#### [Activity]
Every record must be copied exactly, except that pictures are dropped.

[Dataset extract — start]

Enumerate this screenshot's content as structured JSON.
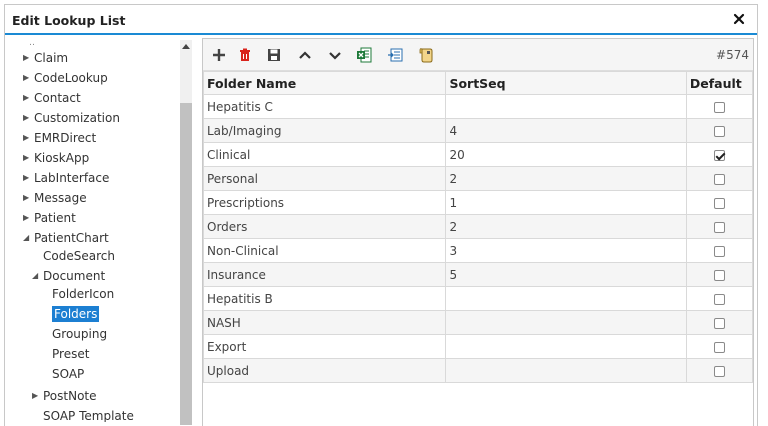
{
  "dialog": {
    "title": "Edit Lookup List"
  },
  "tree": {
    "items": [
      {
        "label": "Claim",
        "arrow": "right"
      },
      {
        "label": "CodeLookup",
        "arrow": "right"
      },
      {
        "label": "Contact",
        "arrow": "right"
      },
      {
        "label": "Customization",
        "arrow": "right"
      },
      {
        "label": "EMRDirect",
        "arrow": "right"
      },
      {
        "label": "KioskApp",
        "arrow": "right"
      },
      {
        "label": "LabInterface",
        "arrow": "right"
      },
      {
        "label": "Message",
        "arrow": "right"
      },
      {
        "label": "Patient",
        "arrow": "right"
      },
      {
        "label": "PatientChart",
        "arrow": "down"
      },
      {
        "label": "CodeSearch",
        "arrow": "none"
      },
      {
        "label": "Document",
        "arrow": "down"
      },
      {
        "label": "FolderIcon",
        "arrow": "none"
      },
      {
        "label": "Folders",
        "arrow": "none"
      },
      {
        "label": "Grouping",
        "arrow": "none"
      },
      {
        "label": "Preset",
        "arrow": "none"
      },
      {
        "label": "SOAP",
        "arrow": "none"
      },
      {
        "label": "PostNote",
        "arrow": "right"
      },
      {
        "label": "SOAP Template",
        "arrow": "none"
      }
    ],
    "selected": "Folders"
  },
  "toolbar": {
    "buttons": [
      "add-icon",
      "delete-icon",
      "save-icon",
      "move-up-icon",
      "move-down-icon",
      "export-excel-icon",
      "import-icon",
      "scroll-icon"
    ],
    "record_count": "#574"
  },
  "table": {
    "headers": [
      "Folder Name",
      "SortSeq",
      "Default"
    ],
    "rows": [
      {
        "name": "Hepatitis C",
        "sort": "",
        "default": false
      },
      {
        "name": "Lab/Imaging",
        "sort": "4",
        "default": false
      },
      {
        "name": "Clinical",
        "sort": "20",
        "default": true
      },
      {
        "name": "Personal",
        "sort": "2",
        "default": false
      },
      {
        "name": "Prescriptions",
        "sort": "1",
        "default": false
      },
      {
        "name": "Orders",
        "sort": "2",
        "default": false
      },
      {
        "name": "Non-Clinical",
        "sort": "3",
        "default": false
      },
      {
        "name": "Insurance",
        "sort": "5",
        "default": false
      },
      {
        "name": "Hepatitis B",
        "sort": "",
        "default": false
      },
      {
        "name": "NASH",
        "sort": "",
        "default": false
      },
      {
        "name": "Export",
        "sort": "",
        "default": false
      },
      {
        "name": "Upload",
        "sort": "",
        "default": false
      }
    ]
  },
  "colors": {
    "accent": "#1a8ad4",
    "selected": "#1c7fd2",
    "delete": "#d9241c",
    "excel": "#1e7a3a"
  }
}
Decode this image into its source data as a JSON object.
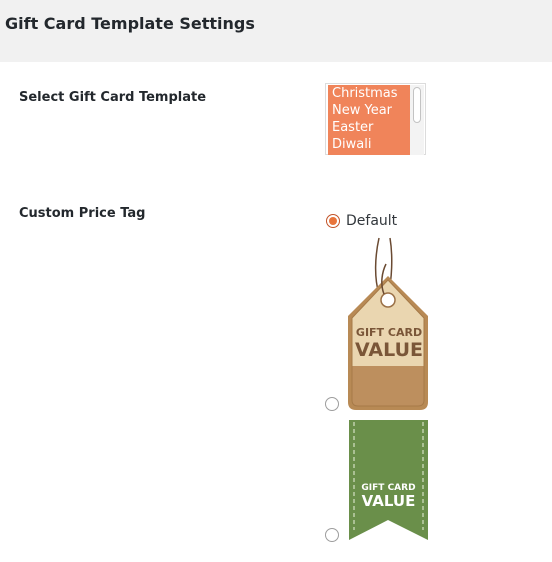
{
  "header": {
    "title": "Gift Card Template Settings"
  },
  "template_setting": {
    "label": "Select Gift Card Template",
    "options": [
      "Christmas",
      "New Year",
      "Easter",
      "Diwali"
    ]
  },
  "price_tag_setting": {
    "label": "Custom Price Tag",
    "default_option_label": "Default",
    "selected": "Default",
    "tag_brown": {
      "line1": "GIFT CARD",
      "line2": "VALUE"
    },
    "tag_green": {
      "line1": "GIFT CARD",
      "line2": "VALUE"
    }
  },
  "colors": {
    "listbox_selected": "#f0845a",
    "radio_accent": "#e8743b",
    "header_bg": "#f1f1f1"
  }
}
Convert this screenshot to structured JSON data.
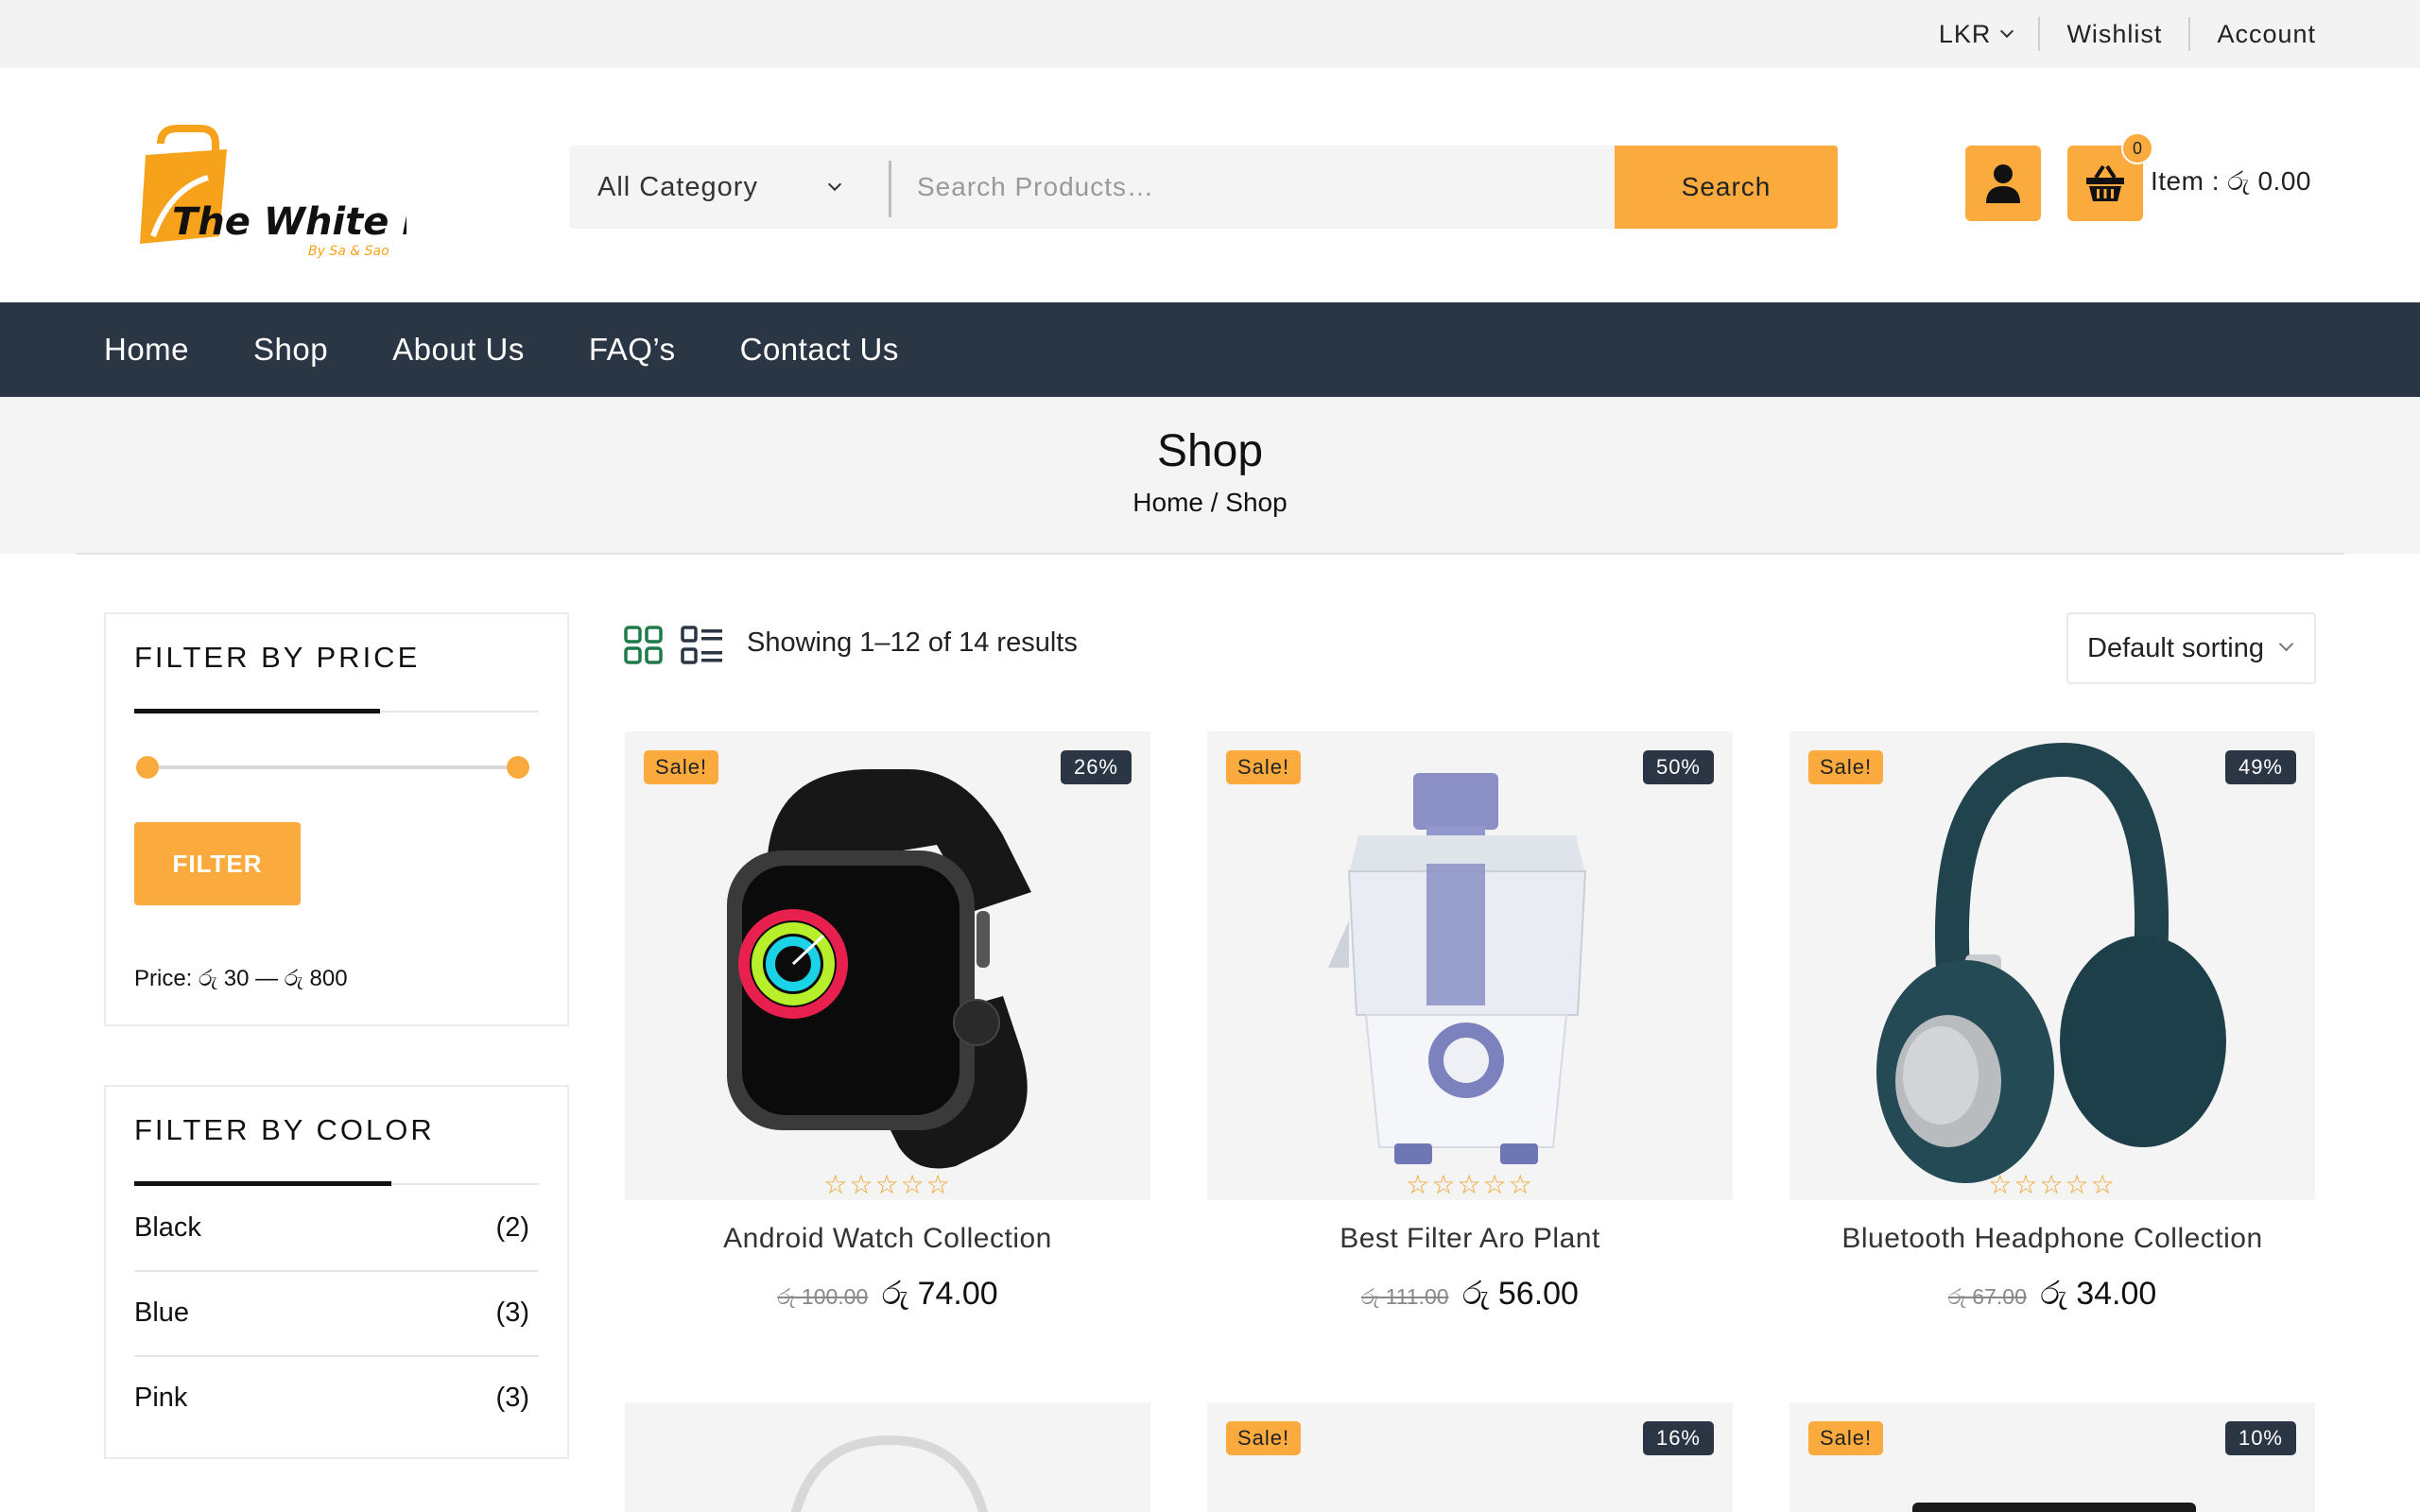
{
  "topbar": {
    "currency": "LKR",
    "wishlist": "Wishlist",
    "account": "Account"
  },
  "header": {
    "logo_text": "The White Market",
    "logo_tagline": "By Sa & Sao",
    "category_select": "All Category",
    "search_placeholder": "Search Products…",
    "search_button": "Search",
    "cart_count": "0",
    "cart_total": "Item : රු 0.00"
  },
  "nav": {
    "items": [
      "Home",
      "Shop",
      "About Us",
      "FAQ’s",
      "Contact Us"
    ]
  },
  "page": {
    "title": "Shop",
    "breadcrumb": "Home / Shop"
  },
  "sidebar": {
    "price_filter": {
      "title": "FILTER BY PRICE",
      "button": "FILTER",
      "price_label": "Price: රු 30 — රු 800",
      "range_min": 30,
      "range_max": 800
    },
    "color_filter": {
      "title": "FILTER BY COLOR",
      "items": [
        {
          "name": "Black",
          "count": "(2)"
        },
        {
          "name": "Blue",
          "count": "(3)"
        },
        {
          "name": "Pink",
          "count": "(3)"
        }
      ]
    }
  },
  "toolbar": {
    "result_count": "Showing 1–12 of 14 results",
    "sorting": "Default sorting"
  },
  "products": [
    {
      "name": "Android Watch Collection",
      "sale": "Sale!",
      "discount": "26%",
      "old_price": "රු 100.00",
      "price": "රු 74.00",
      "rating": "☆☆☆☆☆",
      "image": "watch-icon"
    },
    {
      "name": "Best Filter Aro Plant",
      "sale": "Sale!",
      "discount": "50%",
      "old_price": "රු 111.00",
      "price": "රු 56.00",
      "rating": "☆☆☆☆☆",
      "image": "juicer-icon"
    },
    {
      "name": "Bluetooth Headphone Collection",
      "sale": "Sale!",
      "discount": "49%",
      "old_price": "රු 67.00",
      "price": "රු 34.00",
      "rating": "☆☆☆☆☆",
      "image": "headphone-icon"
    },
    {
      "name": "",
      "sale": "",
      "discount": "",
      "image": "cable-icon"
    },
    {
      "name": "",
      "sale": "Sale!",
      "discount": "16%",
      "image": "product-icon"
    },
    {
      "name": "",
      "sale": "Sale!",
      "discount": "10%",
      "image": "tablet-icon"
    }
  ],
  "colors": {
    "accent": "#fbab3e",
    "nav_bg": "#2b3645",
    "panel_bg": "#f4f4f4"
  }
}
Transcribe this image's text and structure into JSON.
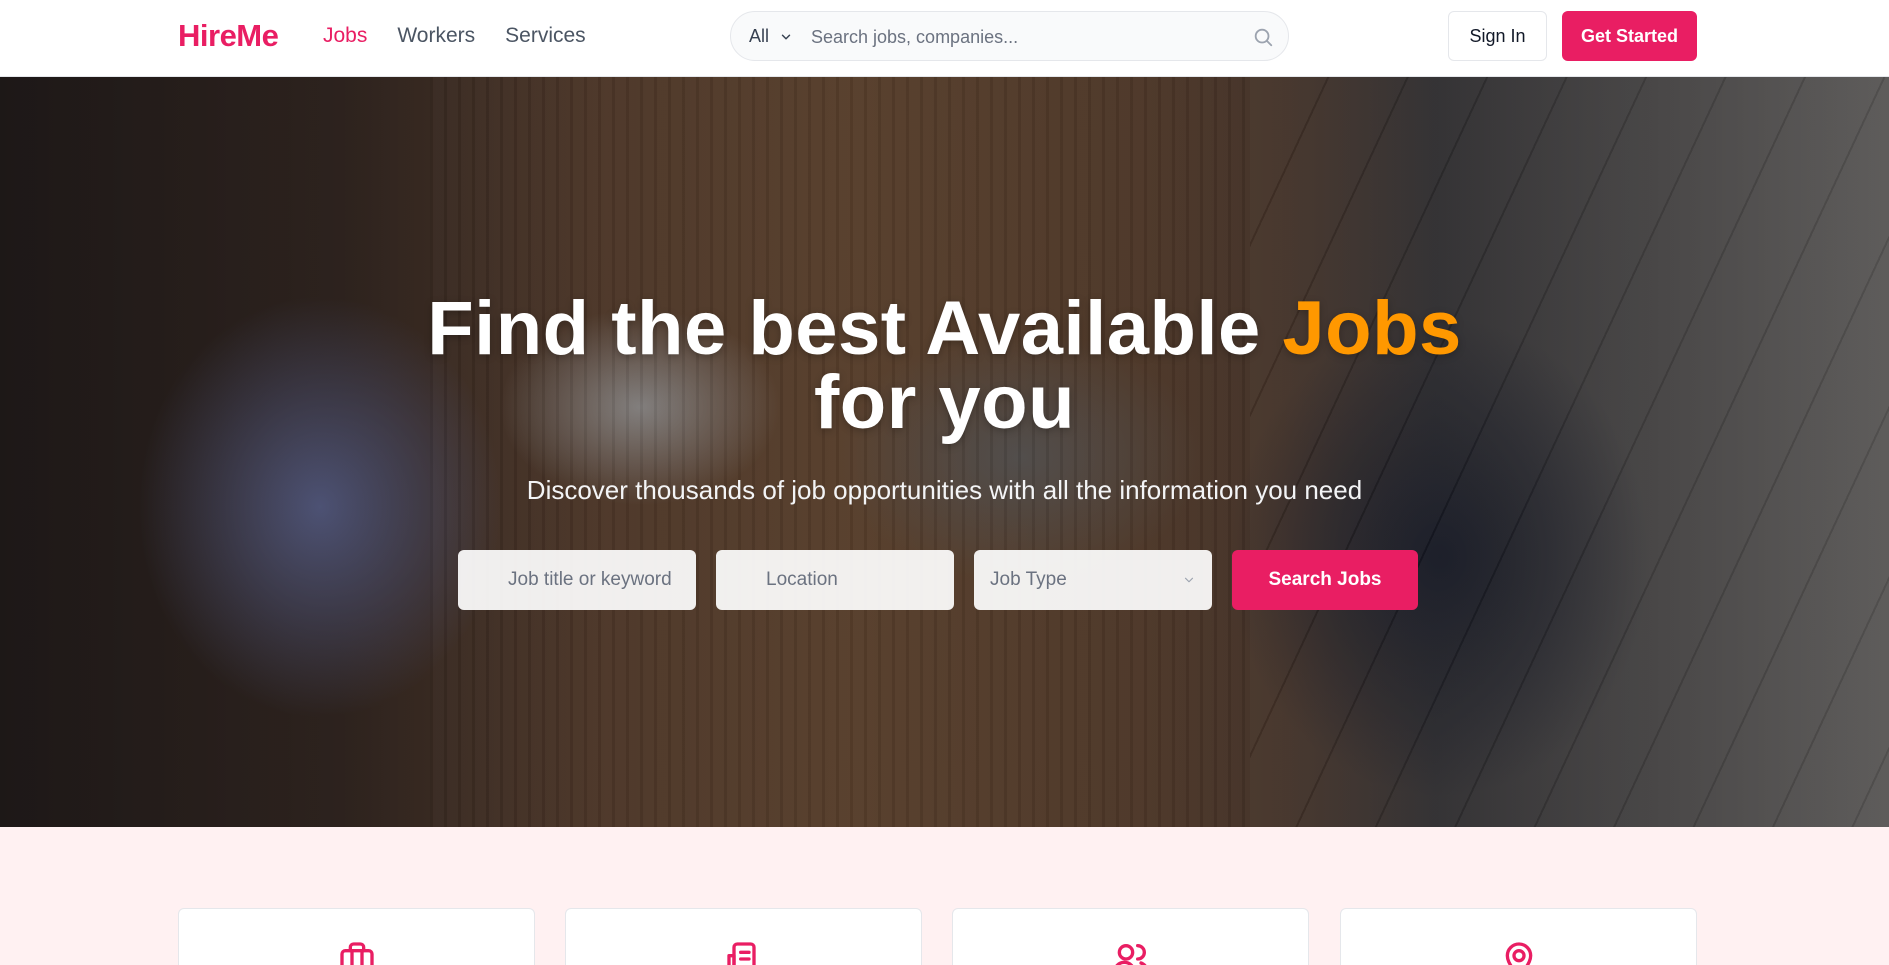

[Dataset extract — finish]

#### [Answer to the problem]
Enumerate this screenshot's content as structured JSON.
{
  "dialog": {
    "title": "Edit Lookup List"
  },
  "tree": {
    "items": [
      {
        "label": "Claim",
        "arrow": "right"
      },
      {
        "label": "CodeLookup",
        "arrow": "right"
      },
      {
        "label": "Contact",
        "arrow": "right"
      },
      {
        "label": "Customization",
        "arrow": "right"
      },
      {
        "label": "EMRDirect",
        "arrow": "right"
      },
      {
        "label": "KioskApp",
        "arrow": "right"
      },
      {
        "label": "LabInterface",
        "arrow": "right"
      },
      {
        "label": "Message",
        "arrow": "right"
      },
      {
        "label": "Patient",
        "arrow": "right"
      },
      {
        "label": "PatientChart",
        "arrow": "down"
      },
      {
        "label": "CodeSearch",
        "arrow": "none"
      },
      {
        "label": "Document",
        "arrow": "down"
      },
      {
        "label": "FolderIcon",
        "arrow": "none"
      },
      {
        "label": "Folders",
        "arrow": "none"
      },
      {
        "label": "Grouping",
        "arrow": "none"
      },
      {
        "label": "Preset",
        "arrow": "none"
      },
      {
        "label": "SOAP",
        "arrow": "none"
      },
      {
        "label": "PostNote",
        "arrow": "right"
      },
      {
        "label": "SOAP Template",
        "arrow": "none"
      }
    ],
    "selected": "Folders"
  },
  "toolbar": {
    "buttons": [
      "add-icon",
      "delete-icon",
      "save-icon",
      "move-up-icon",
      "move-down-icon",
      "export-excel-icon",
      "import-icon",
      "scroll-icon"
    ],
    "record_count": "#574"
  },
  "table": {
    "headers": [
      "Folder Name",
      "SortSeq",
      "Default"
    ],
    "rows": [
      {
        "name": "Hepatitis C",
        "sort": "",
        "default": false
      },
      {
        "name": "Lab/Imaging",
        "sort": "4",
        "default": false
      },
      {
        "name": "Clinical",
        "sort": "20",
        "default": true
      },
      {
        "name": "Personal",
        "sort": "2",
        "default": false
      },
      {
        "name": "Prescriptions",
        "sort": "1",
        "default": false
      },
      {
        "name": "Orders",
        "sort": "2",
        "default": false
      },
      {
        "name": "Non-Clinical",
        "sort": "3",
        "default": false
      },
      {
        "name": "Insurance",
        "sort": "5",
        "default": false
      },
      {
        "name": "Hepatitis B",
        "sort": "",
        "default": false
      },
      {
        "name": "NASH",
        "sort": "",
        "default": false
      },
      {
        "name": "Export",
        "sort": "",
        "default": false
      },
      {
        "name": "Upload",
        "sort": "",
        "default": false
      }
    ]
  },
  "colors": {
    "accent": "#1a8ad4",
    "selected": "#1c7fd2",
    "delete": "#d9241c",
    "excel": "#1e7a3a"
  }
}
Decode this image into its source data as a JSON object.
{
  "header": {
    "title": "Gift Card Template Settings"
  },
  "template_setting": {
    "label": "Select Gift Card Template",
    "options": [
      "Christmas",
      "New Year",
      "Easter",
      "Diwali"
    ]
  },
  "price_tag_setting": {
    "label": "Custom Price Tag",
    "default_option_label": "Default",
    "selected": "Default",
    "tag_brown": {
      "line1": "GIFT CARD",
      "line2": "VALUE"
    },
    "tag_green": {
      "line1": "GIFT CARD",
      "line2": "VALUE"
    }
  },
  "colors": {
    "listbox_selected": "#f0845a",
    "radio_accent": "#e8743b",
    "header_bg": "#f1f1f1"
  }
}
Convert this screenshot to structured JSON data.
{
  "topbar": {
    "currency": "LKR",
    "wishlist": "Wishlist",
    "account": "Account"
  },
  "header": {
    "logo_text": "The White Market",
    "logo_tagline": "By Sa & Sao",
    "category_select": "All Category",
    "search_placeholder": "Search Products…",
    "search_button": "Search",
    "cart_count": "0",
    "cart_total": "Item : රු 0.00"
  },
  "nav": {
    "items": [
      "Home",
      "Shop",
      "About Us",
      "FAQ’s",
      "Contact Us"
    ]
  },
  "page": {
    "title": "Shop",
    "breadcrumb": "Home / Shop"
  },
  "sidebar": {
    "price_filter": {
      "title": "FILTER BY PRICE",
      "button": "FILTER",
      "price_label": "Price: රු 30 — රු 800",
      "range_min": 30,
      "range_max": 800
    },
    "color_filter": {
      "title": "FILTER BY COLOR",
      "items": [
        {
          "name": "Black",
          "count": "(2)"
        },
        {
          "name": "Blue",
          "count": "(3)"
        },
        {
          "name": "Pink",
          "count": "(3)"
        }
      ]
    }
  },
  "toolbar": {
    "result_count": "Showing 1–12 of 14 results",
    "sorting": "Default sorting"
  },
  "products": [
    {
      "name": "Android Watch Collection",
      "sale": "Sale!",
      "discount": "26%",
      "old_price": "රු 100.00",
      "price": "රු 74.00",
      "rating": "☆☆☆☆☆",
      "image": "watch-icon"
    },
    {
      "name": "Best Filter Aro Plant",
      "sale": "Sale!",
      "discount": "50%",
      "old_price": "රු 111.00",
      "price": "රු 56.00",
      "rating": "☆☆☆☆☆",
      "image": "juicer-icon"
    },
    {
      "name": "Bluetooth Headphone Collection",
      "sale": "Sale!",
      "discount": "49%",
      "old_price": "රු 67.00",
      "price": "රු 34.00",
      "rating": "☆☆☆☆☆",
      "image": "headphone-icon"
    },
    {
      "name": "",
      "sale": "",
      "discount": "",
      "image": "cable-icon"
    },
    {
      "name": "",
      "sale": "Sale!",
      "discount": "16%",
      "image": "product-icon"
    },
    {
      "name": "",
      "sale": "Sale!",
      "discount": "10%",
      "image": "tablet-icon"
    }
  ],
  "colors": {
    "accent": "#fbab3e",
    "nav_bg": "#2b3645",
    "panel_bg": "#f4f4f4"
  }
}
Transcribe this image's text and structure into JSON.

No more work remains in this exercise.